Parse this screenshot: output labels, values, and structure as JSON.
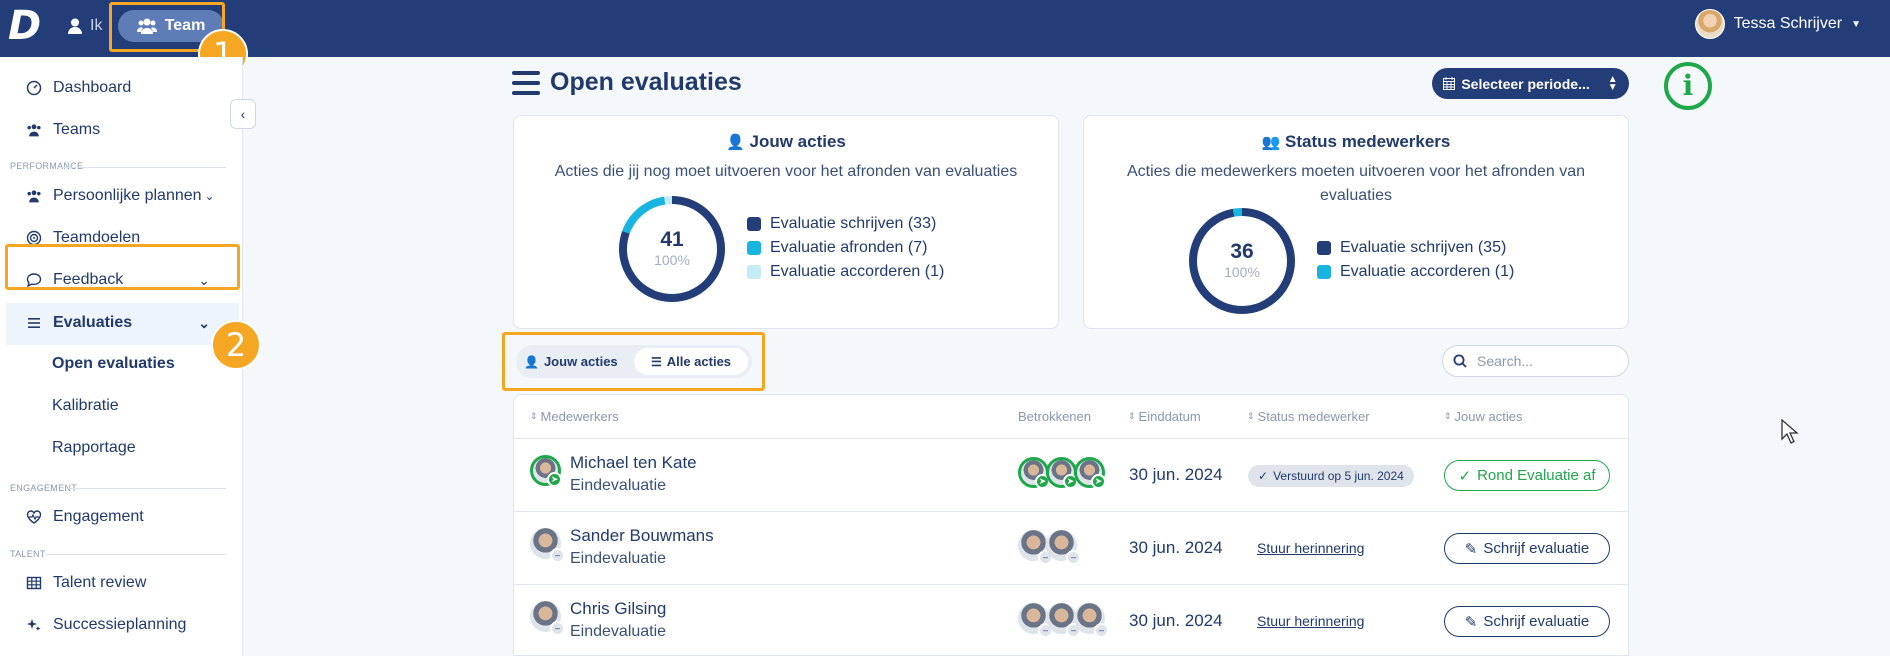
{
  "topbar": {
    "logo": "D",
    "nav_ik": "Ik",
    "nav_team": "Team",
    "user_name": "Tessa Schrijver"
  },
  "annotations": {
    "badge1": "1",
    "badge2": "2"
  },
  "sidebar": {
    "items": [
      {
        "label": "Dashboard",
        "icon": "gauge-icon"
      },
      {
        "label": "Teams",
        "icon": "users-icon"
      }
    ],
    "section_performance": "PERFORMANCE",
    "performance_items": [
      {
        "label": "Persoonlijke plannen",
        "icon": "users-icon"
      },
      {
        "label": "Teamdoelen",
        "icon": "target-icon"
      },
      {
        "label": "Feedback",
        "icon": "comment-icon"
      },
      {
        "label": "Evaluaties",
        "icon": "list-icon"
      }
    ],
    "evaluaties_sub": [
      "Open evaluaties",
      "Kalibratie",
      "Rapportage"
    ],
    "section_engagement": "ENGAGEMENT",
    "engagement_item": "Engagement",
    "section_talent": "TALENT",
    "talent_items": [
      "Talent review",
      "Successieplanning"
    ]
  },
  "main": {
    "title": "Open evaluaties",
    "period_button": "Selecteer periode...",
    "card_left": {
      "title": "Jouw acties",
      "desc": "Acties die jij nog moet uitvoeren voor het afronden van evaluaties",
      "total": "41",
      "percent": "100%",
      "legend": [
        {
          "label": "Evaluatie schrijven (33)",
          "color": "#233d78"
        },
        {
          "label": "Evaluatie afronden (7)",
          "color": "#19b5e0"
        },
        {
          "label": "Evaluatie accorderen (1)",
          "color": "#c3ecf6"
        }
      ]
    },
    "card_right": {
      "title": "Status medewerkers",
      "desc": "Acties die medewerkers moeten uitvoeren voor het afronden van evaluaties",
      "total": "36",
      "percent": "100%",
      "legend": [
        {
          "label": "Evaluatie schrijven (35)",
          "color": "#233d78"
        },
        {
          "label": "Evaluatie accorderen (1)",
          "color": "#19b5e0"
        }
      ]
    },
    "toggle": {
      "option_a": "Jouw acties",
      "option_b": "Alle acties"
    },
    "search_placeholder": "Search...",
    "table": {
      "headers": [
        "Medewerkers",
        "Betrokkenen",
        "Einddatum",
        "Status medewerker",
        "Jouw acties"
      ],
      "rows": [
        {
          "name": "Michael ten Kate",
          "type": "Eindevaluatie",
          "date": "30 jun. 2024",
          "status": "Verstuurd op 5 jun. 2024",
          "action": "Rond Evaluatie af"
        },
        {
          "name": "Sander Bouwmans",
          "type": "Eindevaluatie",
          "date": "30 jun. 2024",
          "status": "Stuur herinnering",
          "action": "Schrijf evaluatie"
        },
        {
          "name": "Chris Gilsing",
          "type": "Eindevaluatie",
          "date": "30 jun. 2024",
          "status": "Stuur herinnering",
          "action": "Schrijf evaluatie"
        }
      ]
    }
  }
}
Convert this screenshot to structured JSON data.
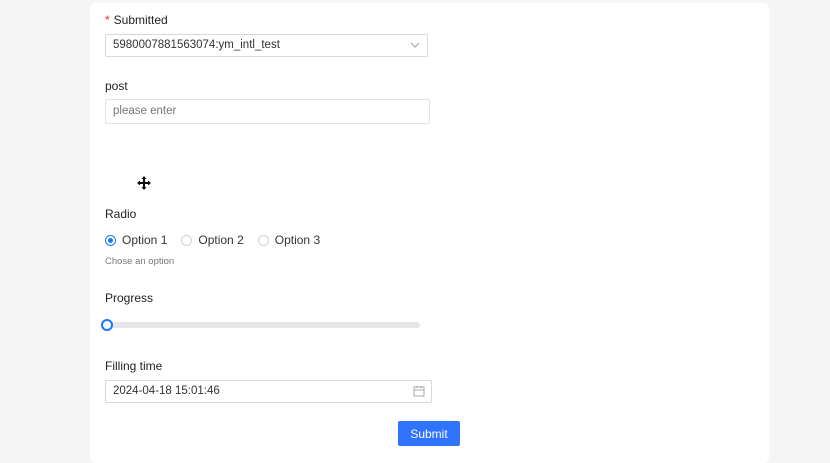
{
  "form": {
    "submitted": {
      "required_mark": "*",
      "label": "Submitted",
      "value": "5980007881563074:ym_intl_test",
      "icon": "chevron-down-icon"
    },
    "post": {
      "label": "post",
      "placeholder": "please enter",
      "value": ""
    },
    "radio": {
      "label": "Radio",
      "options": [
        "Option 1",
        "Option 2",
        "Option 3"
      ],
      "selected": "Option 1",
      "hint": "Chose an option"
    },
    "progress": {
      "label": "Progress",
      "value": 0
    },
    "filling_time": {
      "label": "Filling time",
      "value": "2024-04-18 15:01:46",
      "icon": "calendar-icon"
    },
    "submit_label": "Submit"
  },
  "colors": {
    "primary": "#1677ff",
    "button": "#2f73ff",
    "required": "#f5222d",
    "page_background": "#f5f5f5"
  }
}
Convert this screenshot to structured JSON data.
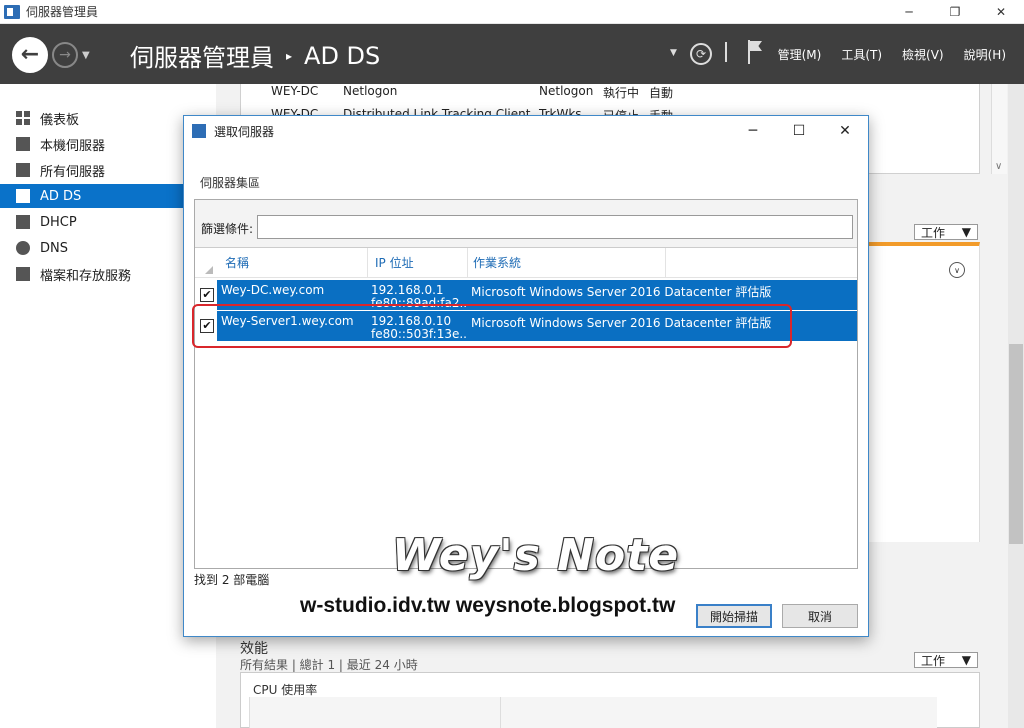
{
  "window": {
    "title": "伺服器管理員",
    "controls": [
      "─",
      "❐",
      "✕"
    ]
  },
  "header": {
    "breadcrumb_root": "伺服器管理員",
    "breadcrumb_sep": "▸",
    "breadcrumb_current": "AD DS",
    "menus": [
      "管理(M)",
      "工具(T)",
      "檢視(V)",
      "說明(H)"
    ]
  },
  "sidebar": {
    "items": [
      {
        "label": "儀表板",
        "icon": "dashboard-icon"
      },
      {
        "label": "本機伺服器",
        "icon": "server-icon"
      },
      {
        "label": "所有伺服器",
        "icon": "servers-icon"
      },
      {
        "label": "AD DS",
        "icon": "adds-icon",
        "active": true
      },
      {
        "label": "DHCP",
        "icon": "dhcp-icon"
      },
      {
        "label": "DNS",
        "icon": "dns-icon"
      },
      {
        "label": "檔案和存放服務",
        "icon": "storage-icon"
      }
    ]
  },
  "services": {
    "rows": [
      {
        "server": "WEY-DC",
        "display": "Netlogon",
        "service": "Netlogon",
        "status": "執行中",
        "start": "自動"
      },
      {
        "server": "WEY-DC",
        "display": "Distributed Link Tracking Client",
        "service": "TrkWks",
        "status": "已停止",
        "start": "手動"
      }
    ]
  },
  "tasks_label": "工作",
  "performance": {
    "title": "效能",
    "subtitle": "所有結果 | 總計 1 | 最近 24 小時",
    "cpu_label": "CPU 使用率"
  },
  "dialog": {
    "title": "選取伺服器",
    "pool_label": "伺服器集區",
    "filter_label": "篩選條件:",
    "filter_value": "",
    "columns": {
      "name": "名稱",
      "ip": "IP 位址",
      "os": "作業系統"
    },
    "rows": [
      {
        "checked": "✔",
        "name": "Wey-DC.wey.com",
        "ip1": "192.168.0.1",
        "ip2": "fe80::89ad:fa2...",
        "os": "Microsoft Windows Server 2016 Datacenter 評估版"
      },
      {
        "checked": "✔",
        "name": "Wey-Server1.wey.com",
        "ip1": "192.168.0.10",
        "ip2": "fe80::503f:13e...",
        "os": "Microsoft Windows Server 2016 Datacenter 評估版"
      }
    ],
    "found_text": "找到 2 部電腦",
    "scan_button": "開始掃描",
    "cancel_button": "取消"
  },
  "watermark": {
    "title": "Wey's Note",
    "urls": "w-studio.idv.tw  weysnote.blogspot.tw"
  },
  "colors": {
    "accent": "#0a6fc2",
    "header": "#3f3f3f",
    "highlight": "#d9262b",
    "tile_orange": "#f29b2a"
  }
}
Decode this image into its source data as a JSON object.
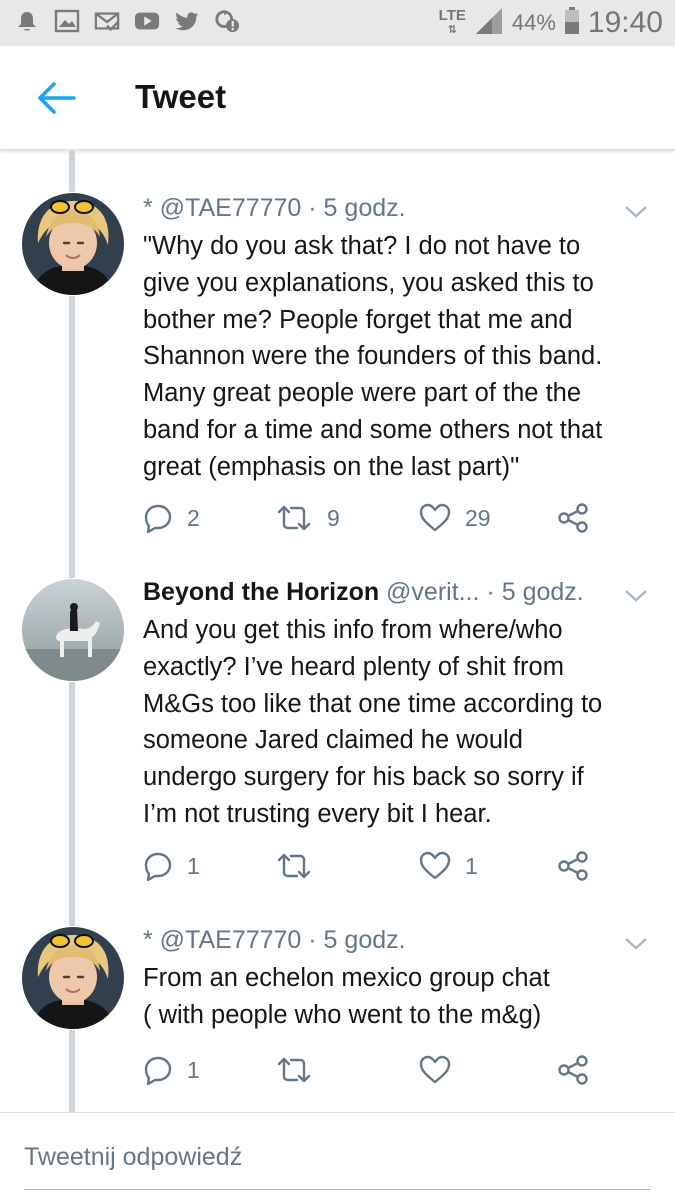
{
  "status_bar": {
    "network": "LTE",
    "battery": "44%",
    "time": "19:40",
    "notification_icons": [
      "alert-bell-icon",
      "image-icon",
      "mail-check-icon",
      "youtube-icon",
      "twitter-icon",
      "sync-alert-icon"
    ]
  },
  "header": {
    "title": "Tweet",
    "back_icon": "back-arrow-icon",
    "accent_color": "#1da1f2"
  },
  "tweets": [
    {
      "name": "",
      "handle": "* @TAE77770",
      "time": " · 5 godz.",
      "avatar": "avatar-blonde-person",
      "text_lines": [
        "\"Why do you ask that? I do not have to",
        "give you explanations, you asked this to",
        "bother me? People forget that me and",
        "Shannon were the founders of this band.",
        "Many great people were part of the the",
        "band for a time and some others not that",
        "great (emphasis on the last part)\""
      ],
      "replies": "2",
      "retweets": "9",
      "likes": "29"
    },
    {
      "name": "Beyond the Horizon",
      "handle": " @verit...",
      "time": " · 5 godz.",
      "avatar": "avatar-rider-on-horse",
      "text_lines": [
        "And you get this info from where/who",
        "exactly? I’ve heard plenty of shit from",
        "M&Gs too like that one time according to",
        "someone Jared claimed he would",
        "undergo surgery for his back so sorry if",
        "I’m not trusting every bit I hear."
      ],
      "replies": "1",
      "retweets": "",
      "likes": "1"
    },
    {
      "name": "",
      "handle": "* @TAE77770",
      "time": " · 5 godz.",
      "avatar": "avatar-blonde-person",
      "text_lines": [
        "From an echelon mexico group chat",
        "( with people who went to the m&g)"
      ],
      "replies": "1",
      "retweets": "",
      "likes": ""
    }
  ],
  "reply_box": {
    "placeholder": "Tweetnij odpowiedź"
  }
}
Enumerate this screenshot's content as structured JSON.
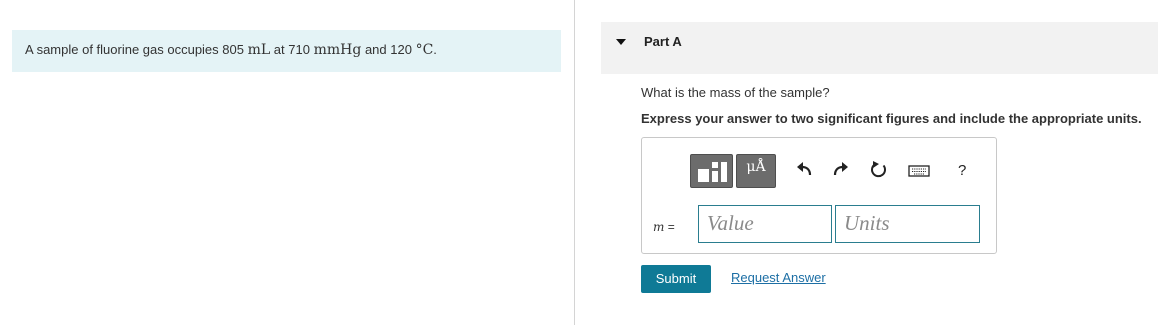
{
  "problem": {
    "text_before": "A sample of fluorine gas occupies 805",
    "volume_unit": "mL",
    "text_at1": "at 710",
    "pressure_unit": "mmHg",
    "text_and": "and 120",
    "temp_unit": "°C",
    "text_end": "."
  },
  "part": {
    "title": "Part A",
    "question": "What is the mass of the sample?",
    "instruction": "Express your answer to two significant figures and include the appropriate units."
  },
  "answer": {
    "variable": "m",
    "equals": "=",
    "value_placeholder": "Value",
    "units_placeholder": "Units",
    "units_button_glyph": "μÅ",
    "help_label": "?"
  },
  "toolbar": {
    "icons": [
      "templates-icon",
      "units-icon",
      "undo-icon",
      "redo-icon",
      "reset-icon",
      "keyboard-icon",
      "help-icon"
    ]
  },
  "actions": {
    "submit_label": "Submit",
    "request_label": "Request Answer"
  },
  "colors": {
    "problem_bg": "#e4f3f6",
    "header_bg": "#f2f2f2",
    "submit_bg": "#0f7a96",
    "link": "#1d6fa5",
    "input_border": "#2a7d8f"
  }
}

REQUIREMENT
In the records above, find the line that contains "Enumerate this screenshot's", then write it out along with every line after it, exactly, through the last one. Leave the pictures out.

EXERCISE RESPONSE
Enumerate this screenshot's content as structured JSON.
{
  "problem": {
    "text_before": "A sample of fluorine gas occupies 805",
    "volume_unit": "mL",
    "text_at1": "at 710",
    "pressure_unit": "mmHg",
    "text_and": "and 120",
    "temp_unit": "°C",
    "text_end": "."
  },
  "part": {
    "title": "Part A",
    "question": "What is the mass of the sample?",
    "instruction": "Express your answer to two significant figures and include the appropriate units."
  },
  "answer": {
    "variable": "m",
    "equals": "=",
    "value_placeholder": "Value",
    "units_placeholder": "Units",
    "units_button_glyph": "μÅ",
    "help_label": "?"
  },
  "toolbar": {
    "icons": [
      "templates-icon",
      "units-icon",
      "undo-icon",
      "redo-icon",
      "reset-icon",
      "keyboard-icon",
      "help-icon"
    ]
  },
  "actions": {
    "submit_label": "Submit",
    "request_label": "Request Answer"
  },
  "colors": {
    "problem_bg": "#e4f3f6",
    "header_bg": "#f2f2f2",
    "submit_bg": "#0f7a96",
    "link": "#1d6fa5",
    "input_border": "#2a7d8f"
  }
}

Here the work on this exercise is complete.